#### Raw data

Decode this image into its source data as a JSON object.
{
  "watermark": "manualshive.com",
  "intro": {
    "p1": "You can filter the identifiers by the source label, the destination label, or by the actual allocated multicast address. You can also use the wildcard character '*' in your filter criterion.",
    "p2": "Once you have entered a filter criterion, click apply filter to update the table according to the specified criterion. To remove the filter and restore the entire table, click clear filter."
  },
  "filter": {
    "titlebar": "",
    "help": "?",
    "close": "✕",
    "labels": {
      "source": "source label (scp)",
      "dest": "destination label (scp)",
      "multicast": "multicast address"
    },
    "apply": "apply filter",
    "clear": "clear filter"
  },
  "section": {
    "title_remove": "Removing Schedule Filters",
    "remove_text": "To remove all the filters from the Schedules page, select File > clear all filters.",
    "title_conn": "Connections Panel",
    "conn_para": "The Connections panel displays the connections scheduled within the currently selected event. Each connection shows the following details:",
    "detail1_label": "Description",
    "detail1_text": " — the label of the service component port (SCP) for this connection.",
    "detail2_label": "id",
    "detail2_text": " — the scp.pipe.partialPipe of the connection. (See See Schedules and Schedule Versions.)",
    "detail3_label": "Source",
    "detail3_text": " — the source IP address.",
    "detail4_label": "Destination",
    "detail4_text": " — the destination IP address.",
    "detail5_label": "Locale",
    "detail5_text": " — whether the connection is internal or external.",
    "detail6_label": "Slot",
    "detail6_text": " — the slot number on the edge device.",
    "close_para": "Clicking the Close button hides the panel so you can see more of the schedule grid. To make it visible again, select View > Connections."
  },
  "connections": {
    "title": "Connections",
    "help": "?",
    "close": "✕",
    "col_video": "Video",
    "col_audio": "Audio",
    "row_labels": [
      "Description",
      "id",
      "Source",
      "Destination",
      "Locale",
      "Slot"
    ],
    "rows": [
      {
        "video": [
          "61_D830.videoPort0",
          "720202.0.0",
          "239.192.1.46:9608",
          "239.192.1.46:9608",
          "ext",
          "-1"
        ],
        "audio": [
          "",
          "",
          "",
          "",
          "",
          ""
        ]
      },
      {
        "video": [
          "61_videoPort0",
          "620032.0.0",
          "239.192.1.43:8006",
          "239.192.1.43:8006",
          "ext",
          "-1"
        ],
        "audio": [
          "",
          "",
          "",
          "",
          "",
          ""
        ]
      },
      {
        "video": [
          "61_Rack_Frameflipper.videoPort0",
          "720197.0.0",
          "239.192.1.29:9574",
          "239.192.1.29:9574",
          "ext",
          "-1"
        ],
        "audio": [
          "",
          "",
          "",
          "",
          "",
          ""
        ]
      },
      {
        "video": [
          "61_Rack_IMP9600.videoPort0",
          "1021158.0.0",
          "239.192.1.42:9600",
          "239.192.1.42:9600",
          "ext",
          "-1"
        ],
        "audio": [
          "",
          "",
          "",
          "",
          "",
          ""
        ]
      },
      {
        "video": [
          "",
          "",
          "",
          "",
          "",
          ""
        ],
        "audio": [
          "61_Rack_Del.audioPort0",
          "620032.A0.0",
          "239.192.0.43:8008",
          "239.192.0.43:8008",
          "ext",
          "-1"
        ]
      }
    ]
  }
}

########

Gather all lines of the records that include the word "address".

    "p1": "You can filter the identifiers by the source label, the destination label, or by the actual allocated multicast address. You can also use the wildcard character '*' in your filter criterion.",
      "multicast": "multicast address"
    "detail3_text": " — the source IP address.",
    "detail4_text": " — the destination IP address.",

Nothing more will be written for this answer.